Otitis Media

What is Otitis Media?

Otitis media refers to inflammation of the middle ear. When infection occurs, the condition is called “acute otitis media”. Acute otitis media occurs when a cold, allergy, or upper respiratory infection, and the presence of bacteria or viruses lead to the accumulation of pus and mucus behind the eardrum, blocking the Eustachian tube. This causes earache and swelling.

 

When fluid forms in the middle ear, the condition is known as “otitis media with effusion”. This occurs in a recovering ear infection or when one is about to occur. Fluid can remain in the ear for weeks to many months. When a discharge from the ear persists or repeatedly returns, this is sometimes called chronic middle ear infection. Fluid can remain in the ear up to three weeks following the infection. If not treated, chronic ear infections have potentially serious consequences such as temporary or permanent hearing loss.

How is Otitis Media Treated?
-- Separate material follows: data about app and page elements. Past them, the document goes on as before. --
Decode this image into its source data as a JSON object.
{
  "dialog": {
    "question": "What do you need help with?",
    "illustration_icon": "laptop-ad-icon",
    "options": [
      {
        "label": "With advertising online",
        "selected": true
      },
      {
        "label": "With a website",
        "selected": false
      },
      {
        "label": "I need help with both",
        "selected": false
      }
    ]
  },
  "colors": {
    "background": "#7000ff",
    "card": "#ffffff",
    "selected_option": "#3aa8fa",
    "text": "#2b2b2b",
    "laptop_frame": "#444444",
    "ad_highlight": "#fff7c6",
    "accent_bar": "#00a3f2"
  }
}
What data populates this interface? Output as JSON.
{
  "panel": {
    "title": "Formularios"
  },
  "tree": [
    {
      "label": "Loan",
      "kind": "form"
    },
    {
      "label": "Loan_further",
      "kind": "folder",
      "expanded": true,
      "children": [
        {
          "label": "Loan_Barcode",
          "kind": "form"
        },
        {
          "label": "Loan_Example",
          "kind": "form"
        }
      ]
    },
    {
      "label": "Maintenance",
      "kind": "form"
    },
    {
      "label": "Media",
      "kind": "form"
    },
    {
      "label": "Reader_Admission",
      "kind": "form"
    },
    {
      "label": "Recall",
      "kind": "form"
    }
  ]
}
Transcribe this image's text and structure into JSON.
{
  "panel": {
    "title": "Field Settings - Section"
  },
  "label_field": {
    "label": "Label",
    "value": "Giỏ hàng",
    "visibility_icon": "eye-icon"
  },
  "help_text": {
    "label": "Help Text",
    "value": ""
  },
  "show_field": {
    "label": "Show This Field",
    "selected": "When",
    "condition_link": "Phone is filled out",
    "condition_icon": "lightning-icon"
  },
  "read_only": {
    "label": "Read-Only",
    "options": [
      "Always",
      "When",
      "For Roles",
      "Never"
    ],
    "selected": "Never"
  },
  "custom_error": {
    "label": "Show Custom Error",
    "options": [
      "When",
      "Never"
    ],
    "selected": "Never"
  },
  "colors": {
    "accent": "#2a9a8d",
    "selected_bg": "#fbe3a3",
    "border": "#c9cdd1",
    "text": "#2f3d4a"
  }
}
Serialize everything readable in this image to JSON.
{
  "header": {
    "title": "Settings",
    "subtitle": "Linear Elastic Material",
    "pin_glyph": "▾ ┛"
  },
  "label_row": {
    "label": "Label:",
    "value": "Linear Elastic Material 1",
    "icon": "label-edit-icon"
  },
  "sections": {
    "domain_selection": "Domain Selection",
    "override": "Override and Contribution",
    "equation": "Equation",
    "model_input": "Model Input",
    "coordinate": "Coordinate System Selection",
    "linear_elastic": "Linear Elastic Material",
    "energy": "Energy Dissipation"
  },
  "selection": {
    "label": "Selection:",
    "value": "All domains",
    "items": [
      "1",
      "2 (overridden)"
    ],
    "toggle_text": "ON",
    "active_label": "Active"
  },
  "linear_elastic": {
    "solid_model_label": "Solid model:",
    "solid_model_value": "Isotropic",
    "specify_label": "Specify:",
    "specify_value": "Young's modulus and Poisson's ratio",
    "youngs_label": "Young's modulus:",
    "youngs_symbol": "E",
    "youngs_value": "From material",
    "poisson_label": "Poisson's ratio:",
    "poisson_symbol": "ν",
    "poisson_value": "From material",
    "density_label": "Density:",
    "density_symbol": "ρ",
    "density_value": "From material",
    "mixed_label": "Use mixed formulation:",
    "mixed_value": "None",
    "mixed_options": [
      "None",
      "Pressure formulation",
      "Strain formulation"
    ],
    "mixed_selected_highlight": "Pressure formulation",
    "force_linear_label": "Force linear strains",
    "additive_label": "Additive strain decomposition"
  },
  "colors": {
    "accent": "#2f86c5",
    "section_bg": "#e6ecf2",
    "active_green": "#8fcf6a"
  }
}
The doctor may prescribe one or more medications. It is important that all the medication(s) be taken as directed and that any follow-up visits be kept. Often, antibiotics to fight the infection will make the earache go away rapidly, but the infection may need more time to clear up. So, be sure that the medication is taken for the full time your doctor has indicated. Other medications that your doctor may prescribe include an antihistamine (for allergies), a decongestant (especially with a cold), or both.
Analgesic ear drops can ease the pain of an earache. 

Most of the time, otitis media clears up with proper medication and home treatment. In many cases, however, further treatment may be recommended. An operation, called a myringotomy may be recommended. This involves a small surgical incision (opening) into the eardrum to promote drainage of fluid and to relieve pain. The incision heals within a few days with practically no scarring or injury to the eardrum. In fact, the surgical opening can heal so fast that it often closes before the infection and the fluid are gone. A ventilation tube can be placed in the incision, preventing fluid accumulation and thus improving hearing.

The surgeon selects a ventilation tube for your child that will remain in place for as long as required for the middle ear infection to improve and for the eustachian tube to return to normal. This may require several weeks or months. Otitis media may recur as a result of chronically infected adenoids and tonsils. If this becomes a problem, your doctor may recommend removal of one or both. This can be done at the same time as ventilation tubes are inserted.

Bassem Said, MD

 Ear Nose & Throat

 Otolaryngology -

 Head and Neck Surgery

1240 Central Blvd., Ste A2
Brentwood, CA 94513
(925) 516 - 4368